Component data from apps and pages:
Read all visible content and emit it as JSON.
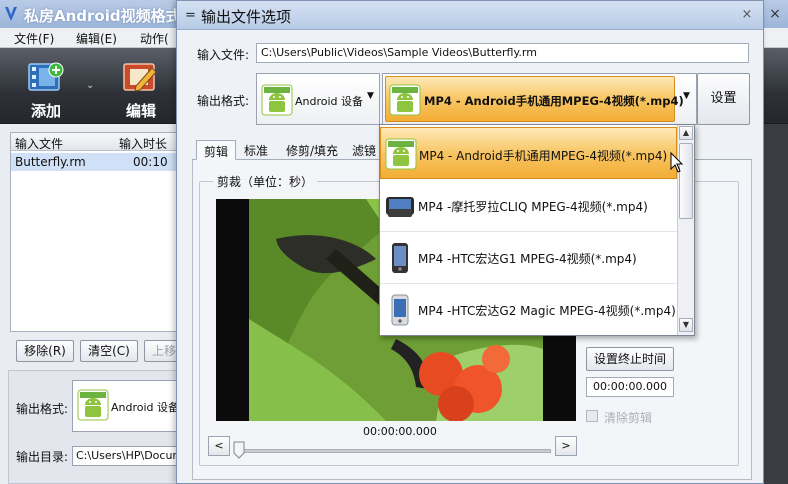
{
  "colors": {
    "accent_orange": "#f8c664",
    "title_blue": "#b8cbe8",
    "toolbar_dark": "#2e3238",
    "android_green": "#8fc43f"
  },
  "app": {
    "title": "私房Android视频格式",
    "menu": [
      "文件(F)",
      "编辑(E)",
      "动作("
    ],
    "toolbar": {
      "add_label": "添加",
      "edit_label": "编辑"
    },
    "file_list": {
      "columns": [
        "输入文件",
        "输入时长"
      ],
      "rows": [
        {
          "file": "Butterfly.rm",
          "duration": "00:10"
        }
      ]
    },
    "buttons": {
      "remove": "移除(R)",
      "clear": "清空(C)",
      "up": "上移"
    },
    "output_format_label": "输出格式:",
    "output_format_value": "Android 设备",
    "output_dir_label": "输出目录:",
    "output_dir_value": "C:\\Users\\HP\\Docume"
  },
  "dialog": {
    "title": "输出文件选项",
    "input_file_label": "输入文件:",
    "input_file_value": "C:\\Users\\Public\\Videos\\Sample Videos\\Butterfly.rm",
    "output_format_label": "输出格式:",
    "device_value": "Android 设备",
    "format_value": "MP4 - Android手机通用MPEG-4视频(*.mp4)",
    "settings_label": "设置",
    "tabs": [
      "剪辑",
      "标准",
      "修剪/填充",
      "滤镜"
    ],
    "crop_title": "剪裁（单位：秒）",
    "time_display": "00:00:00.000",
    "slider_left": "<",
    "slider_right": ">",
    "set_end_label": "设置终止时间",
    "end_time_value": "00:00:00.000",
    "clear_crop_label": "清除剪辑",
    "dropdown": [
      {
        "label": "MP4 - Android手机通用MPEG-4视频(*.mp4)",
        "icon": "android-icon",
        "selected": true
      },
      {
        "label": "MP4 -摩托罗拉CLIQ MPEG-4视频(*.mp4)",
        "icon": "phone-icon"
      },
      {
        "label": "MP4 -HTC宏达G1 MPEG-4视频(*.mp4)",
        "icon": "phone-icon"
      },
      {
        "label": "MP4 -HTC宏达G2 Magic  MPEG-4视频(*.mp4)",
        "icon": "phone-icon"
      }
    ]
  }
}
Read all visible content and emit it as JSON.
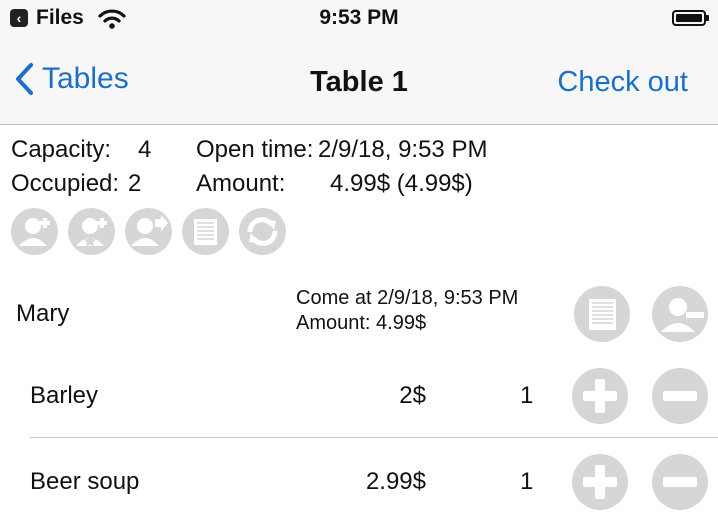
{
  "status_bar": {
    "back_app": "Files",
    "time": "9:53 PM"
  },
  "nav": {
    "back_label": "Tables",
    "title": "Table 1",
    "action_label": "Check out"
  },
  "table_info": {
    "capacity_label": "Capacity:",
    "capacity_value": "4",
    "occupied_label": "Occupied:",
    "occupied_value": "2",
    "open_time_label": "Open time:",
    "open_time_value": "2/9/18, 9:53 PM",
    "amount_label": "Amount:",
    "amount_value": "4.99$ (4.99$)"
  },
  "actions": [
    "add-guest-icon",
    "add-vip-guest-icon",
    "move-guest-icon",
    "receipt-icon",
    "refresh-icon"
  ],
  "customer": {
    "name": "Mary",
    "come_at": "Come at 2/9/18, 9:53 PM",
    "amount": "Amount: 4.99$"
  },
  "items": [
    {
      "name": "Barley",
      "price": "2$",
      "qty": "1"
    },
    {
      "name": "Beer soup",
      "price": "2.99$",
      "qty": "1"
    }
  ],
  "colors": {
    "accent": "#1a70c8",
    "icon_gray": "#d6d6d6"
  }
}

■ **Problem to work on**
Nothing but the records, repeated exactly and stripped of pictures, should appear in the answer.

■ **Output below**
Read all visible content and emit it as JSON.
{
  "colors": {
    "accent_orange": "#f8c664",
    "title_blue": "#b8cbe8",
    "toolbar_dark": "#2e3238",
    "android_green": "#8fc43f"
  },
  "app": {
    "title": "私房Android视频格式",
    "menu": [
      "文件(F)",
      "编辑(E)",
      "动作("
    ],
    "toolbar": {
      "add_label": "添加",
      "edit_label": "编辑"
    },
    "file_list": {
      "columns": [
        "输入文件",
        "输入时长"
      ],
      "rows": [
        {
          "file": "Butterfly.rm",
          "duration": "00:10"
        }
      ]
    },
    "buttons": {
      "remove": "移除(R)",
      "clear": "清空(C)",
      "up": "上移"
    },
    "output_format_label": "输出格式:",
    "output_format_value": "Android 设备",
    "output_dir_label": "输出目录:",
    "output_dir_value": "C:\\Users\\HP\\Docume"
  },
  "dialog": {
    "title": "输出文件选项",
    "input_file_label": "输入文件:",
    "input_file_value": "C:\\Users\\Public\\Videos\\Sample Videos\\Butterfly.rm",
    "output_format_label": "输出格式:",
    "device_value": "Android 设备",
    "format_value": "MP4 - Android手机通用MPEG-4视频(*.mp4)",
    "settings_label": "设置",
    "tabs": [
      "剪辑",
      "标准",
      "修剪/填充",
      "滤镜"
    ],
    "crop_title": "剪裁（单位：秒）",
    "time_display": "00:00:00.000",
    "slider_left": "<",
    "slider_right": ">",
    "set_end_label": "设置终止时间",
    "end_time_value": "00:00:00.000",
    "clear_crop_label": "清除剪辑",
    "dropdown": [
      {
        "label": "MP4 - Android手机通用MPEG-4视频(*.mp4)",
        "icon": "android-icon",
        "selected": true
      },
      {
        "label": "MP4 -摩托罗拉CLIQ MPEG-4视频(*.mp4)",
        "icon": "phone-icon"
      },
      {
        "label": "MP4 -HTC宏达G1 MPEG-4视频(*.mp4)",
        "icon": "phone-icon"
      },
      {
        "label": "MP4 -HTC宏达G2 Magic  MPEG-4视频(*.mp4)",
        "icon": "phone-icon"
      }
    ]
  }
}
Read all visible content and emit it as JSON.
{
  "status_bar": {
    "back_app": "Files",
    "time": "9:53 PM"
  },
  "nav": {
    "back_label": "Tables",
    "title": "Table 1",
    "action_label": "Check out"
  },
  "table_info": {
    "capacity_label": "Capacity:",
    "capacity_value": "4",
    "occupied_label": "Occupied:",
    "occupied_value": "2",
    "open_time_label": "Open time:",
    "open_time_value": "2/9/18, 9:53 PM",
    "amount_label": "Amount:",
    "amount_value": "4.99$ (4.99$)"
  },
  "actions": [
    "add-guest-icon",
    "add-vip-guest-icon",
    "move-guest-icon",
    "receipt-icon",
    "refresh-icon"
  ],
  "customer": {
    "name": "Mary",
    "come_at": "Come at 2/9/18, 9:53 PM",
    "amount": "Amount: 4.99$"
  },
  "items": [
    {
      "name": "Barley",
      "price": "2$",
      "qty": "1"
    },
    {
      "name": "Beer soup",
      "price": "2.99$",
      "qty": "1"
    }
  ],
  "colors": {
    "accent": "#1a70c8",
    "icon_gray": "#d6d6d6"
  }
}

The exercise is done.